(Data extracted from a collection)
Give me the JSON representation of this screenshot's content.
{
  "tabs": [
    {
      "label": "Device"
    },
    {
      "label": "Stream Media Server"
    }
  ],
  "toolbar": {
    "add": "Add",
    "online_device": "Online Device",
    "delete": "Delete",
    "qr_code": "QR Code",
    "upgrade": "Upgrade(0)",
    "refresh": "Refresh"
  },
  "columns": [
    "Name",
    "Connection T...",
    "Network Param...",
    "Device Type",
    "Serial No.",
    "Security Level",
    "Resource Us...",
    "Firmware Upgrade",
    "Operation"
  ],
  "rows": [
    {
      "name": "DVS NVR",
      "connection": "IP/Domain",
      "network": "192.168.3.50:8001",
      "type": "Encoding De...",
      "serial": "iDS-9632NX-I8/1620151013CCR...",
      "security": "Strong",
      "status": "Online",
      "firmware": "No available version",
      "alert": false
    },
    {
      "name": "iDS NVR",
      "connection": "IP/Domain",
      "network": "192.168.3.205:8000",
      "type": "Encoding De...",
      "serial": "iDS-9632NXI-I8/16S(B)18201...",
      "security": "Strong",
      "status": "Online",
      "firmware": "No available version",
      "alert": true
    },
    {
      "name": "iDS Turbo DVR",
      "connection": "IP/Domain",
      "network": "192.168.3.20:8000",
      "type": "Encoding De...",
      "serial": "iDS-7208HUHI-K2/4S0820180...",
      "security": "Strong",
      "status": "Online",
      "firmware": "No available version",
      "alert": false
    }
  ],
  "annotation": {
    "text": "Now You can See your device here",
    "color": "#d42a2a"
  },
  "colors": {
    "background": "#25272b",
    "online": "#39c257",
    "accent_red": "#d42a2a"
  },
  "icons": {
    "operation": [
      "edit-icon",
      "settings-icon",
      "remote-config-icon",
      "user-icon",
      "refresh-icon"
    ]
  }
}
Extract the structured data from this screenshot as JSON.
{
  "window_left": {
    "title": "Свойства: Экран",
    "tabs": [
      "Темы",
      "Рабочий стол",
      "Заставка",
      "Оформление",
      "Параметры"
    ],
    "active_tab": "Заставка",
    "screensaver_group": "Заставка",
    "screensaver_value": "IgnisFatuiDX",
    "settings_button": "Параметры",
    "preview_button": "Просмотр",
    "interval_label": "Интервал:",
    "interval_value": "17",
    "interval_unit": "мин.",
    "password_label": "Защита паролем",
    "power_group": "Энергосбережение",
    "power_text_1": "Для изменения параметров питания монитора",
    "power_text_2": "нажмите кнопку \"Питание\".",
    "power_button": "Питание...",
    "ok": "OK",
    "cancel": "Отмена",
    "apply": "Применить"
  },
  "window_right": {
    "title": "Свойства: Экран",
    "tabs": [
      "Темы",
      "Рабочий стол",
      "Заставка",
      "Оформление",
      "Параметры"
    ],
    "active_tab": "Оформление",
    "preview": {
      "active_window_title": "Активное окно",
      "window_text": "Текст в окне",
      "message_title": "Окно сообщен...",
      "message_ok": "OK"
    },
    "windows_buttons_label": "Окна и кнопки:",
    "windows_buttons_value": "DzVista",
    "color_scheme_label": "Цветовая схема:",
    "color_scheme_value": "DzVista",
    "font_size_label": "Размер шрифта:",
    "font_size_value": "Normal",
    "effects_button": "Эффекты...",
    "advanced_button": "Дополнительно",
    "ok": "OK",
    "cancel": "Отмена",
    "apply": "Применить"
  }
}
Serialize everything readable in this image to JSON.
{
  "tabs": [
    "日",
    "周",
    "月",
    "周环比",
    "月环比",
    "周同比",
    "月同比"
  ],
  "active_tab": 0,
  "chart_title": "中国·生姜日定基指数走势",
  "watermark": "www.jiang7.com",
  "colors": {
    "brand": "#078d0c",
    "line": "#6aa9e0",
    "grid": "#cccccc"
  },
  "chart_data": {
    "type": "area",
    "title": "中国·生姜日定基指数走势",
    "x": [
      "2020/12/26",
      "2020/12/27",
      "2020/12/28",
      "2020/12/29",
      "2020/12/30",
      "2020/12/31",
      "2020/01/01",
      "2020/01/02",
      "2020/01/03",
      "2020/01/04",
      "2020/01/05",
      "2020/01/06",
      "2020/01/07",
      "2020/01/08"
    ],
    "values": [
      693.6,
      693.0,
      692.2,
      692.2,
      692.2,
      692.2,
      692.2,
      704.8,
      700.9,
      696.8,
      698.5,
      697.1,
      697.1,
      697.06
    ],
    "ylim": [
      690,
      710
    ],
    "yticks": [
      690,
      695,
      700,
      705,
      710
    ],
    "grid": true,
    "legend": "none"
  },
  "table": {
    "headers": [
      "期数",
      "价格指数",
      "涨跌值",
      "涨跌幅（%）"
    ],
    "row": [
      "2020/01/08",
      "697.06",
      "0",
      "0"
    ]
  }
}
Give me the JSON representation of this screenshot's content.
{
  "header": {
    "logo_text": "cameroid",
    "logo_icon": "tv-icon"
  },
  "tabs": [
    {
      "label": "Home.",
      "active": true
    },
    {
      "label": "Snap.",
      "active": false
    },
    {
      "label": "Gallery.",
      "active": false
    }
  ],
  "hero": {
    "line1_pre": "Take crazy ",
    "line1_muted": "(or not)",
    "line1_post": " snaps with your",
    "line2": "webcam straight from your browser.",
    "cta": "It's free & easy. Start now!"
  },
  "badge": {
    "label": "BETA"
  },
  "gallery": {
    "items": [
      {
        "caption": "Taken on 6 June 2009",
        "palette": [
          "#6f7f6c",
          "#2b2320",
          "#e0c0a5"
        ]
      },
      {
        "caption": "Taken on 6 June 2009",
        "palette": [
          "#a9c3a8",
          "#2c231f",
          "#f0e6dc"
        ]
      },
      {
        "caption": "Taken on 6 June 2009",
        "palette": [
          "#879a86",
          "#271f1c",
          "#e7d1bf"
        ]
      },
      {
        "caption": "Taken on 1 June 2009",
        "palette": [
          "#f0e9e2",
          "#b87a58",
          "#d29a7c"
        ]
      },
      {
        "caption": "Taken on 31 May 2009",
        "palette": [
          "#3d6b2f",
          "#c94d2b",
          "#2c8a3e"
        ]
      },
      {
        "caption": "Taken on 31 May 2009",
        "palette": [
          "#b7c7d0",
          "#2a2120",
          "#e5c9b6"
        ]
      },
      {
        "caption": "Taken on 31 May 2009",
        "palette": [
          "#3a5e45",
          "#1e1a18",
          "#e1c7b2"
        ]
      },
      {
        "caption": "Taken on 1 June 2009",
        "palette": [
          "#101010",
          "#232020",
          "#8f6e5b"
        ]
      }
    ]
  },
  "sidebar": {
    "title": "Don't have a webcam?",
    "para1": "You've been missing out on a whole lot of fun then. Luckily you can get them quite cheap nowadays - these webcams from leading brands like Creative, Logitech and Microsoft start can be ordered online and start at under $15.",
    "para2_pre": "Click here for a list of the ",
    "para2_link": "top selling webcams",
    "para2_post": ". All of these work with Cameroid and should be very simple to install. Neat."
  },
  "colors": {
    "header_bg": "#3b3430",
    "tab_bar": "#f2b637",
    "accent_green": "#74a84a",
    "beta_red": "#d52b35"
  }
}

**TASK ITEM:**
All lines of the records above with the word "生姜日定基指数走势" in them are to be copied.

**RESULT FOR THIS EXERCISE:**
  "chart_title": "中国·生姜日定基指数走势",
    "title": "中国·生姜日定基指数走势",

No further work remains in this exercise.